What you need to do |
Each line that includes "title" must be copied from the records.

Records for the exercise |
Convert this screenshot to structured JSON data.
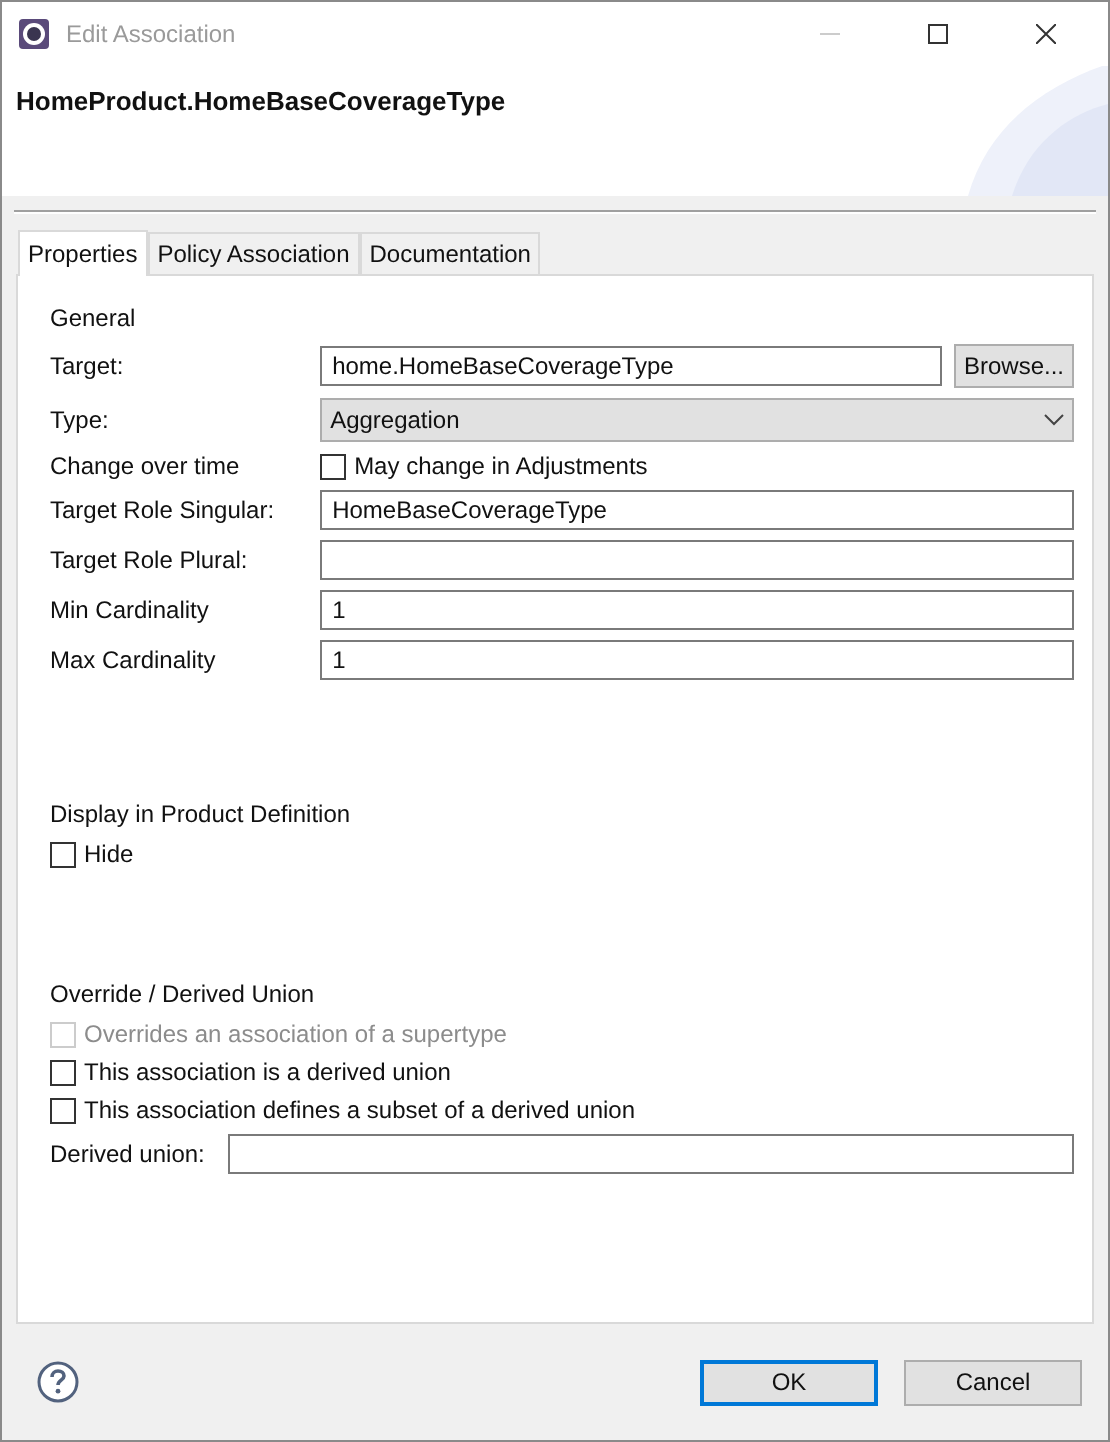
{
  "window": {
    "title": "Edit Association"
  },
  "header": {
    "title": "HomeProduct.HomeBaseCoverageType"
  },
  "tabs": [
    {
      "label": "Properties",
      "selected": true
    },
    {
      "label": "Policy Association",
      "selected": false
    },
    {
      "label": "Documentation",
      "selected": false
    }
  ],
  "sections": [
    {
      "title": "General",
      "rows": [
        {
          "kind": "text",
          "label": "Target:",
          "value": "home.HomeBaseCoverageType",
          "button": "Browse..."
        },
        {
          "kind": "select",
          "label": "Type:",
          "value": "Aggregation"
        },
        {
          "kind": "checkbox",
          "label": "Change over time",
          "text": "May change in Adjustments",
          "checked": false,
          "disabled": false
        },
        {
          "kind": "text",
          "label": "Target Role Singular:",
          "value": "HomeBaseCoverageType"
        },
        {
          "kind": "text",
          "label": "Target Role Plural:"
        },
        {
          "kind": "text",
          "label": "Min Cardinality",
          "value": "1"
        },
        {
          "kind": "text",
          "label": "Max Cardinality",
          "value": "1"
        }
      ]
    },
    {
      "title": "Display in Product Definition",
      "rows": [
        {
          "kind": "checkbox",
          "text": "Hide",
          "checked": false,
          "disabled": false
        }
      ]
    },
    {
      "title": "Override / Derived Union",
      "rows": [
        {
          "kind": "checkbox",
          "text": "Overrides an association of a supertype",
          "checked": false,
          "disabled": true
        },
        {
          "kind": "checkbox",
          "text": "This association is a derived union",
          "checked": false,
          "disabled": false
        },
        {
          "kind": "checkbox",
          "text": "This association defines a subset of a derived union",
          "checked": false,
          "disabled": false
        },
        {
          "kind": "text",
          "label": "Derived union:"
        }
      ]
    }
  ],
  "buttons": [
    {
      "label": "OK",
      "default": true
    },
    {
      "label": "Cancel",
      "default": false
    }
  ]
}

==

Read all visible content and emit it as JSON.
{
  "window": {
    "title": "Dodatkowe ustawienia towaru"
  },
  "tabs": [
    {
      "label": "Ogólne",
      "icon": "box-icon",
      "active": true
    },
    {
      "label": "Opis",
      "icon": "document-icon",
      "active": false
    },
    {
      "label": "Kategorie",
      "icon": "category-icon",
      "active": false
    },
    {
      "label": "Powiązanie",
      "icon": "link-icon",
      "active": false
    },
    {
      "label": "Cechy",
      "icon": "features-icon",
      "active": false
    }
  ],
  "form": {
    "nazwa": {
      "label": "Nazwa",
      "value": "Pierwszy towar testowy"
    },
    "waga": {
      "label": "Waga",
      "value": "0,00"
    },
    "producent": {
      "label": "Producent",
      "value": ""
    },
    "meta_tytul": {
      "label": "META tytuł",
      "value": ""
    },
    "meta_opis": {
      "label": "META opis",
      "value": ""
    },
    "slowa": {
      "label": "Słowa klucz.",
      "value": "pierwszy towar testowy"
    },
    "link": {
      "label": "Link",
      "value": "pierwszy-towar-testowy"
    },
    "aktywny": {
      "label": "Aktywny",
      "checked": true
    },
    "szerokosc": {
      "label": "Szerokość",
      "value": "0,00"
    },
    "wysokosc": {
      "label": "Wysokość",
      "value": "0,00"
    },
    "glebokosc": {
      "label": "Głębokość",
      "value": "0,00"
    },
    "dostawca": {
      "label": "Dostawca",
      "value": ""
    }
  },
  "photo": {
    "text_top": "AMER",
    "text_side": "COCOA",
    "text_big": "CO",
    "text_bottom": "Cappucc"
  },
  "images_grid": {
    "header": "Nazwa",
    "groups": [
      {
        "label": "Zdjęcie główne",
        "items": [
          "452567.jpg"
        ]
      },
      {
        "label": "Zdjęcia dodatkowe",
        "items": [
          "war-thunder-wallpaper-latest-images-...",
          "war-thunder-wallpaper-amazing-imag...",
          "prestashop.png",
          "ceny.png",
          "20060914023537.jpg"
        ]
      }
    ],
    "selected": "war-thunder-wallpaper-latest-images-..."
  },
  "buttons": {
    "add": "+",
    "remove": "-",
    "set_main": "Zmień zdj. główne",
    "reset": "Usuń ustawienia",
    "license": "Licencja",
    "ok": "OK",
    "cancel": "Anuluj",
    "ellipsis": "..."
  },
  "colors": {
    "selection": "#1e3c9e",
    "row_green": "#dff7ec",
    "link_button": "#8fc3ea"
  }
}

Reply |
    "title": "Edit Association"
    "title": "HomeProduct.HomeBaseCoverageType"
      "title": "General",
      "title": "Display in Product Definition",
      "title": "Override / Derived Union",
    "title": "Dodatkowe ustawienia towaru"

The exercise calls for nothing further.